From the above piece of code, it is obvious that, an ObjectNotFoundException may be thrown if the actual Item representing the given item id cannot be found. What i am not clear about – and neither is hibernate documentation – is which method is more likely to cause this exception and why? session.load() seems to have a possibility to throw this exception, and so does saveOrUpdate() for the same fact that item for the given id/proxy is not available. I would love to hear from people who have traveled this path and have an answer. Also, it would be wonderful, if you could point out other differences between session.get() and load() that i may have missed.

A journey of a thousand miles begins with one step.

A blog, being a means of communication, carry numerous different types of messages. Some are nothing more than pointers to other websites, while others campaign lengthy articles; some are personal diaries, others sport hardcore technology; some are edited by one person, others by teams. This being my first post, i wish to clarify what you can expect from my blog in the approaching future.

I, sure did take a looooooong time to enter active participation in blogosphere. Honestly, as a passive player all this time, i have gained a lot from the adept content of some serious bloggers. That strongly encouraged me to contribute back to the community, and learn in the process as well.
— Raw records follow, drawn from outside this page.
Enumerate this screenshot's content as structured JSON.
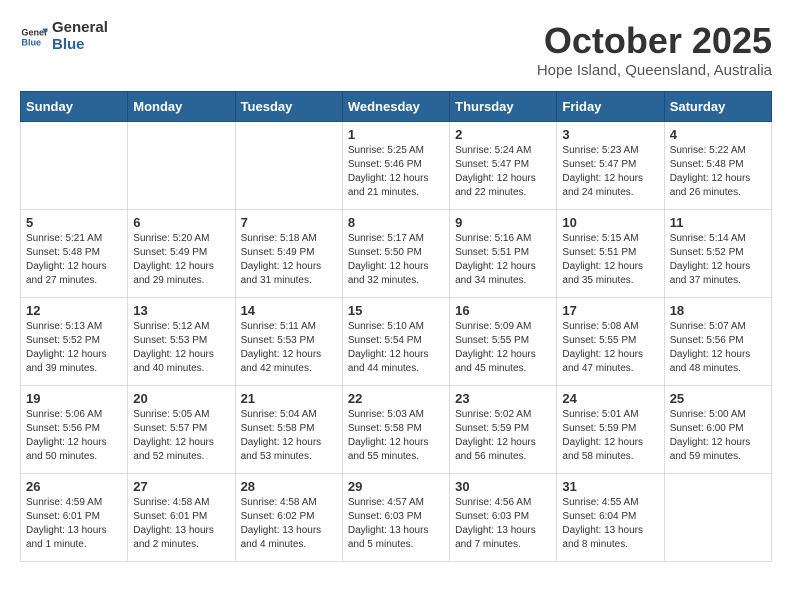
{
  "header": {
    "logo_line1": "General",
    "logo_line2": "Blue",
    "month": "October 2025",
    "location": "Hope Island, Queensland, Australia"
  },
  "weekdays": [
    "Sunday",
    "Monday",
    "Tuesday",
    "Wednesday",
    "Thursday",
    "Friday",
    "Saturday"
  ],
  "weeks": [
    [
      {
        "day": "",
        "text": ""
      },
      {
        "day": "",
        "text": ""
      },
      {
        "day": "",
        "text": ""
      },
      {
        "day": "1",
        "text": "Sunrise: 5:25 AM\nSunset: 5:46 PM\nDaylight: 12 hours\nand 21 minutes."
      },
      {
        "day": "2",
        "text": "Sunrise: 5:24 AM\nSunset: 5:47 PM\nDaylight: 12 hours\nand 22 minutes."
      },
      {
        "day": "3",
        "text": "Sunrise: 5:23 AM\nSunset: 5:47 PM\nDaylight: 12 hours\nand 24 minutes."
      },
      {
        "day": "4",
        "text": "Sunrise: 5:22 AM\nSunset: 5:48 PM\nDaylight: 12 hours\nand 26 minutes."
      }
    ],
    [
      {
        "day": "5",
        "text": "Sunrise: 5:21 AM\nSunset: 5:48 PM\nDaylight: 12 hours\nand 27 minutes."
      },
      {
        "day": "6",
        "text": "Sunrise: 5:20 AM\nSunset: 5:49 PM\nDaylight: 12 hours\nand 29 minutes."
      },
      {
        "day": "7",
        "text": "Sunrise: 5:18 AM\nSunset: 5:49 PM\nDaylight: 12 hours\nand 31 minutes."
      },
      {
        "day": "8",
        "text": "Sunrise: 5:17 AM\nSunset: 5:50 PM\nDaylight: 12 hours\nand 32 minutes."
      },
      {
        "day": "9",
        "text": "Sunrise: 5:16 AM\nSunset: 5:51 PM\nDaylight: 12 hours\nand 34 minutes."
      },
      {
        "day": "10",
        "text": "Sunrise: 5:15 AM\nSunset: 5:51 PM\nDaylight: 12 hours\nand 35 minutes."
      },
      {
        "day": "11",
        "text": "Sunrise: 5:14 AM\nSunset: 5:52 PM\nDaylight: 12 hours\nand 37 minutes."
      }
    ],
    [
      {
        "day": "12",
        "text": "Sunrise: 5:13 AM\nSunset: 5:52 PM\nDaylight: 12 hours\nand 39 minutes."
      },
      {
        "day": "13",
        "text": "Sunrise: 5:12 AM\nSunset: 5:53 PM\nDaylight: 12 hours\nand 40 minutes."
      },
      {
        "day": "14",
        "text": "Sunrise: 5:11 AM\nSunset: 5:53 PM\nDaylight: 12 hours\nand 42 minutes."
      },
      {
        "day": "15",
        "text": "Sunrise: 5:10 AM\nSunset: 5:54 PM\nDaylight: 12 hours\nand 44 minutes."
      },
      {
        "day": "16",
        "text": "Sunrise: 5:09 AM\nSunset: 5:55 PM\nDaylight: 12 hours\nand 45 minutes."
      },
      {
        "day": "17",
        "text": "Sunrise: 5:08 AM\nSunset: 5:55 PM\nDaylight: 12 hours\nand 47 minutes."
      },
      {
        "day": "18",
        "text": "Sunrise: 5:07 AM\nSunset: 5:56 PM\nDaylight: 12 hours\nand 48 minutes."
      }
    ],
    [
      {
        "day": "19",
        "text": "Sunrise: 5:06 AM\nSunset: 5:56 PM\nDaylight: 12 hours\nand 50 minutes."
      },
      {
        "day": "20",
        "text": "Sunrise: 5:05 AM\nSunset: 5:57 PM\nDaylight: 12 hours\nand 52 minutes."
      },
      {
        "day": "21",
        "text": "Sunrise: 5:04 AM\nSunset: 5:58 PM\nDaylight: 12 hours\nand 53 minutes."
      },
      {
        "day": "22",
        "text": "Sunrise: 5:03 AM\nSunset: 5:58 PM\nDaylight: 12 hours\nand 55 minutes."
      },
      {
        "day": "23",
        "text": "Sunrise: 5:02 AM\nSunset: 5:59 PM\nDaylight: 12 hours\nand 56 minutes."
      },
      {
        "day": "24",
        "text": "Sunrise: 5:01 AM\nSunset: 5:59 PM\nDaylight: 12 hours\nand 58 minutes."
      },
      {
        "day": "25",
        "text": "Sunrise: 5:00 AM\nSunset: 6:00 PM\nDaylight: 12 hours\nand 59 minutes."
      }
    ],
    [
      {
        "day": "26",
        "text": "Sunrise: 4:59 AM\nSunset: 6:01 PM\nDaylight: 13 hours\nand 1 minute."
      },
      {
        "day": "27",
        "text": "Sunrise: 4:58 AM\nSunset: 6:01 PM\nDaylight: 13 hours\nand 2 minutes."
      },
      {
        "day": "28",
        "text": "Sunrise: 4:58 AM\nSunset: 6:02 PM\nDaylight: 13 hours\nand 4 minutes."
      },
      {
        "day": "29",
        "text": "Sunrise: 4:57 AM\nSunset: 6:03 PM\nDaylight: 13 hours\nand 5 minutes."
      },
      {
        "day": "30",
        "text": "Sunrise: 4:56 AM\nSunset: 6:03 PM\nDaylight: 13 hours\nand 7 minutes."
      },
      {
        "day": "31",
        "text": "Sunrise: 4:55 AM\nSunset: 6:04 PM\nDaylight: 13 hours\nand 8 minutes."
      },
      {
        "day": "",
        "text": ""
      }
    ]
  ]
}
I spend my days, as a Software Architect in a product development company near LA working on Java EE, .NET, SOA, ESB and UI technologies. I know – “Architect” is an obscure title, and yes, the same is the case with mine. I am not just a white-board architect. I really do analyze, architect, design, develop, test, build and deploy solutions. Then why am i calling myself an architect? Well, because my business card states that.

The take-away point here is that, i am tech savvy and you can expect technical content. I will not bore you with my pet’s modus operandi, or stories about, how my gym trainer is so fat that i had to train him instead. But, on certain occasions, i might point to interesting articles, celebrate my latest accomplishments or post a couple of my masterpiece photographs ;-). Bear with me on those.